Natapoff said using college students as informants is risky but that a case at a public high school level was unheard of. She was surprised when I read to her a portion of a Washoe County School District letter that documented the use of a high-school student serving as an informant in a drug investigation.
School district officials said there’s no policy against the practice.
“WCSD doesn’t have a specific policy in this area, but we do work closely with law enforcement agencies in promoting the School Secret Witness program and the State’s ‘Safe Voice’ program,” said district spokesperson Victoria Campbell.
The district’s Area Superintendent Lauren Ford, working in a previous capacity, was documented as giving back marijuana to a high school student. Her actions were defended by her then-supervisor, the now-retired Area Superintendent Roger Gonzalez. Gonzalez said that Ford gave drugs back to a student because the student was an informant in a drug investigation.
“That student had served as an informant and had provided the school with the name of the student who was dealing … drugs on the campus,” Gonzalez wrote.
Marijuana possession is considered a criminal offense, according to district policy, and administrators have discretion as to how cannabis possession is handled.
“Non-criminal matters that are reported are handled by school and district level staff,” said district spokesperson Campbell. “Criminal matters are handled by the school police department.”
Three points are mandatory, according to district rules, when drug possession is discovered: notification to school police, the school’s administrator, and the student’s parents.
When asked, a school district official said the district would like to explore the issue further.
“We don’t currently have a policy on student informants, and we thank you for bringing that to our attention,” said spokesperson Megan Downs. “This is something we would like to explore in the near future.”
It was, in fact, the district’s own documentation that brought the issue to light. When Ford gave back marijuana to a student, the act was memorialized by Gonzalez. Virginia Doran, the school district’s director of labor relations, Chris Reich, a school district attorney, and human resources employees, were all copied on the letter.
“These are children. I’m guessing they have policies about the materials used in the straws in the cafeteria.”

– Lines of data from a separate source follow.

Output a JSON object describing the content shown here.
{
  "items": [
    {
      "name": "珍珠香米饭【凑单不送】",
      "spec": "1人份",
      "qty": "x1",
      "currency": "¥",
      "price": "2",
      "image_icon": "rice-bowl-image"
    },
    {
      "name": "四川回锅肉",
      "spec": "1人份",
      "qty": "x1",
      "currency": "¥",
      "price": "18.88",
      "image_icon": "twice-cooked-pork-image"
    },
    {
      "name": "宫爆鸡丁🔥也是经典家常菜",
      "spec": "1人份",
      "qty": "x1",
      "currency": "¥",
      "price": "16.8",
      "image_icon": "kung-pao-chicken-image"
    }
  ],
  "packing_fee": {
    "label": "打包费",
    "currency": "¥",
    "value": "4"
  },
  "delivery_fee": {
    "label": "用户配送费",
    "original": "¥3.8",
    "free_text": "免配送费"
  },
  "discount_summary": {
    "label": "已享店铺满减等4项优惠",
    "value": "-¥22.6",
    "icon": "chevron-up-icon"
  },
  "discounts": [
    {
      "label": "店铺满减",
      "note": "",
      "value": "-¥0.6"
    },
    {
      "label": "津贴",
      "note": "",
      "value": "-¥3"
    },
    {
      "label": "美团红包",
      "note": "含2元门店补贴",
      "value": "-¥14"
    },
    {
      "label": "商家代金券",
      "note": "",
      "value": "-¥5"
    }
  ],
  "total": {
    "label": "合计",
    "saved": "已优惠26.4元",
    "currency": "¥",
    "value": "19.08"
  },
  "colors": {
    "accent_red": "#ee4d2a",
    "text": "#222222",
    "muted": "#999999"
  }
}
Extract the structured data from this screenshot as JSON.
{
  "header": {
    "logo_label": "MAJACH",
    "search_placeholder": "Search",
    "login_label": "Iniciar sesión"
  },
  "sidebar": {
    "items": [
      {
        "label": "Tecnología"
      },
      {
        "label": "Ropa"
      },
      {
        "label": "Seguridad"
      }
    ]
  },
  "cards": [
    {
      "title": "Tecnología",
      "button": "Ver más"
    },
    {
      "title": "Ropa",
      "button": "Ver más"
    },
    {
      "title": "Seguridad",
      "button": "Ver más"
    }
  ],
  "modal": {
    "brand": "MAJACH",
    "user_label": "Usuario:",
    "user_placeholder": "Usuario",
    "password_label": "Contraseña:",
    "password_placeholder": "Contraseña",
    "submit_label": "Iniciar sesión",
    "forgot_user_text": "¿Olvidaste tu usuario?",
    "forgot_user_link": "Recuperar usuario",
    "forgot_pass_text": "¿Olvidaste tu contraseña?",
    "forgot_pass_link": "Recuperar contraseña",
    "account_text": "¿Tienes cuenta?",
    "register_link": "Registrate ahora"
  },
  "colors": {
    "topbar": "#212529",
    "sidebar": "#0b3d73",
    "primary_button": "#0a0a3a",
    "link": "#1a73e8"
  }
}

School officials did not elaborate on the district’s practice of using students as informants, but Natapoff said that, at the least, because of students being minors, the practice should have triggered a notification to parents.
“There has been outcry from parents (at the college level) who are appalled that their students, who they have entrusted to these institutions, have been put into compromised and dangerous situations,” she said. “I’m personally unaware of these practices at the high-school level, but it does not surprise me.
Such practices at educational institutions, Natapoff added, are “largely unregulated, secretive and lacking in accountability. The use of informant deals in schools raises its own highly troubling implications” that move schools more to a criminal justice model and away from educational goals.
Specific to the Washoe County School District, Natapoff further explained that “the fact that they are exercising their authority in these risky and problematic ways vis-à-vis with their own students without a policy is also unfortunately characteristic of the world of informants where institutions often make their own unregulated decisions about what kinds of deals to cut, what sorts of people to exert pressure on, and what kinds of information to gather without oversight or knowledge of best practices.
“Because it is such a secretive environment by its very nature, institutions often engage in policies that we would consider to be entirely unacceptable in other arenas of public policy,” she added. “These are children. I’m guessing they have policies about the materials used in the straws in the cafeteria.”